# [Exercise goal]
Search the data below for "title" and report how many lines contain it, with no other text.

---+---

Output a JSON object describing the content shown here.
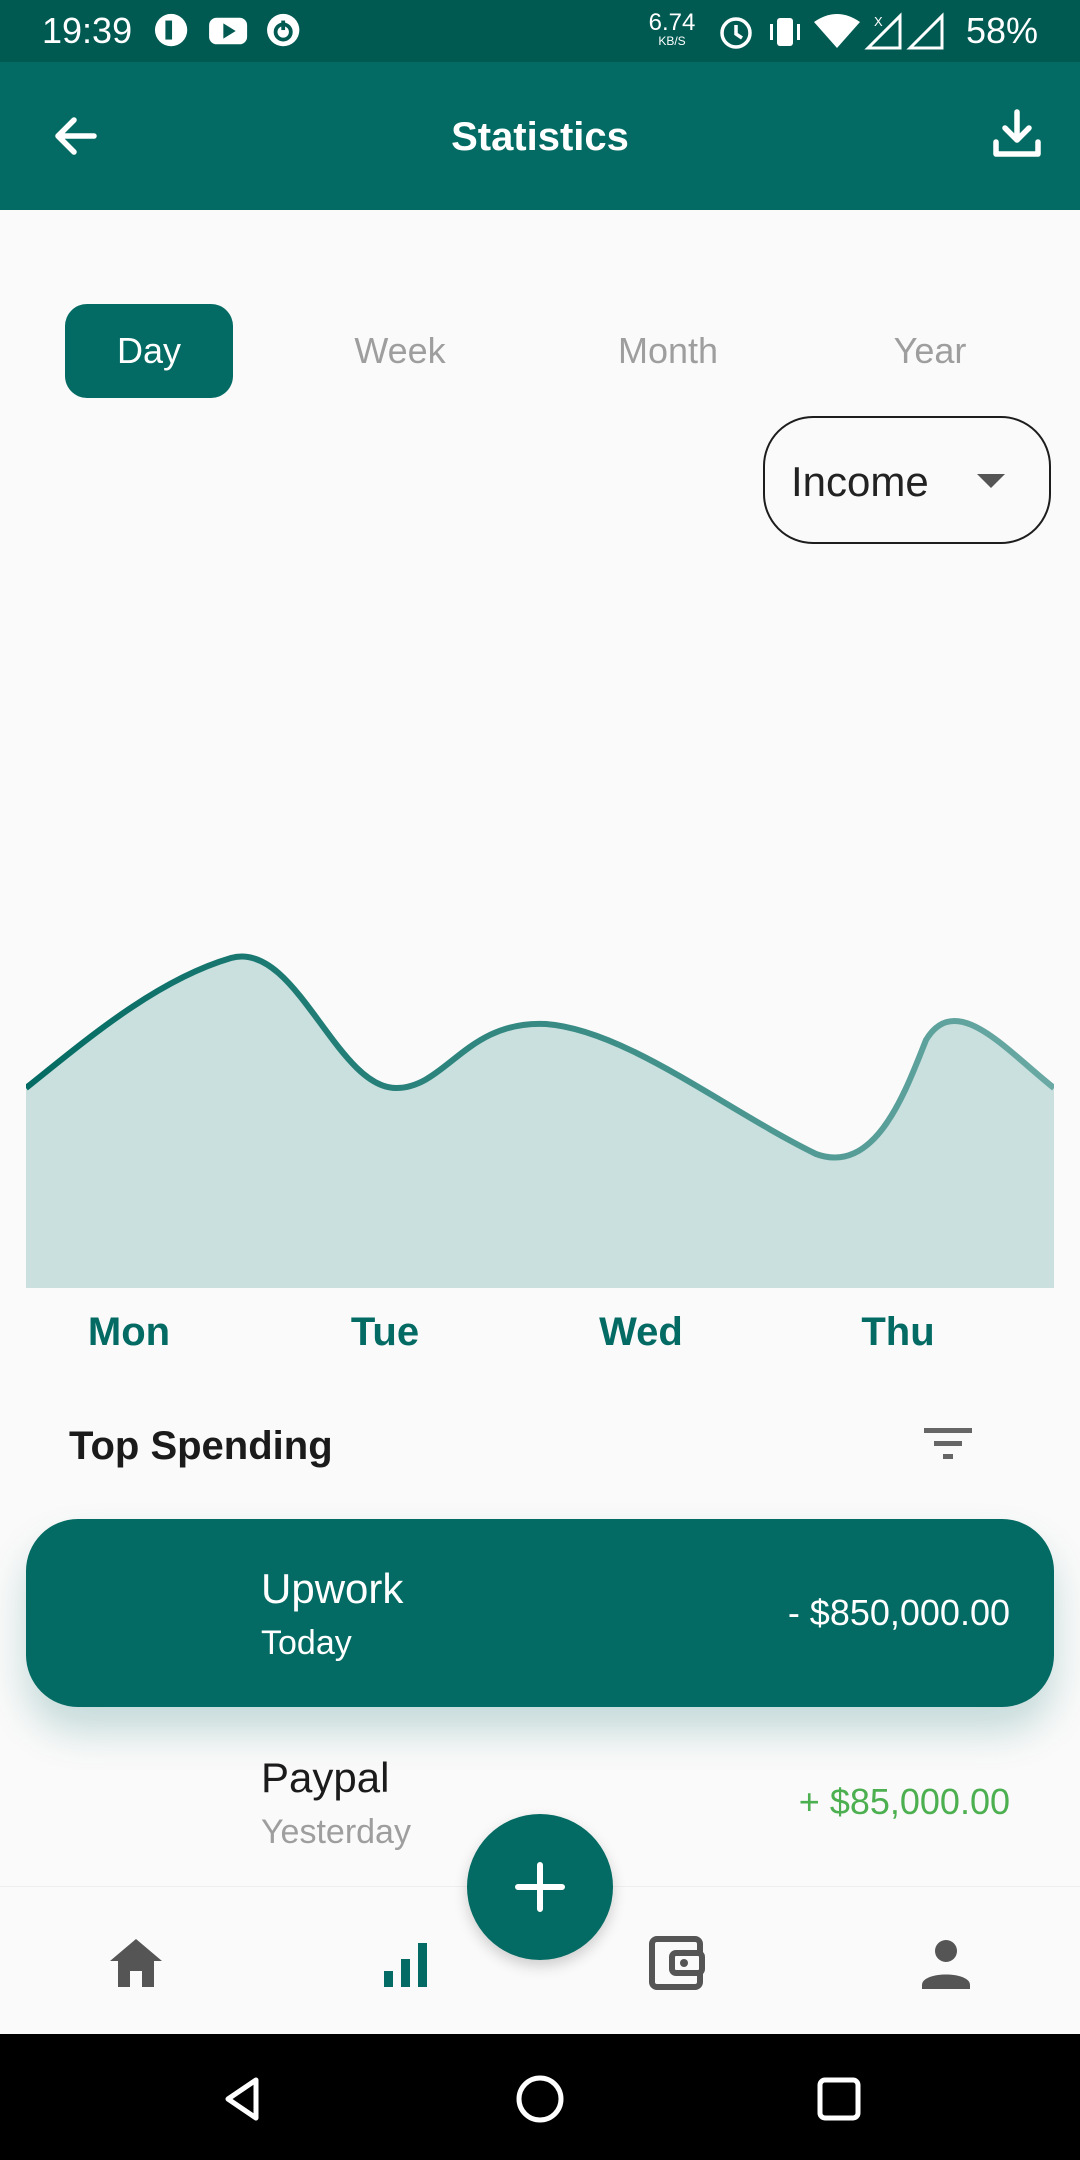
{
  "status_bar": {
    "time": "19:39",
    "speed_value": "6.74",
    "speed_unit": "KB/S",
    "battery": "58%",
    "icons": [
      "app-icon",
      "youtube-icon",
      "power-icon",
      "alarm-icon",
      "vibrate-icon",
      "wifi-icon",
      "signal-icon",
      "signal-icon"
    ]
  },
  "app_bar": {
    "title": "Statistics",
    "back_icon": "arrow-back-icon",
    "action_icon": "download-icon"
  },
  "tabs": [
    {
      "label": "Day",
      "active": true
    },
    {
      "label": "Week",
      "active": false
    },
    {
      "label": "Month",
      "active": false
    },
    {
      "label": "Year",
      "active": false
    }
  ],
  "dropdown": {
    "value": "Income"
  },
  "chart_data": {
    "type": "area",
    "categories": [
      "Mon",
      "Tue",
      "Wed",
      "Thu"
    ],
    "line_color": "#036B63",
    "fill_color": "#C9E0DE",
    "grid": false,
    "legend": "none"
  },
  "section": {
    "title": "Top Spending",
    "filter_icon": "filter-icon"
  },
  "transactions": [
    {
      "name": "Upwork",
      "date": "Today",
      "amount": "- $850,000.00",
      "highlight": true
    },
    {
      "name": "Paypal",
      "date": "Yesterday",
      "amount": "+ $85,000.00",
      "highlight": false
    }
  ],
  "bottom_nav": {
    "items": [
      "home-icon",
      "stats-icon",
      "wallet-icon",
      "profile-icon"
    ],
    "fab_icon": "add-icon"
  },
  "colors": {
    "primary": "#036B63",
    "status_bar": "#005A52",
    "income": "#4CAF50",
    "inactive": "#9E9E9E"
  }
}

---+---

# [Output for this task]
2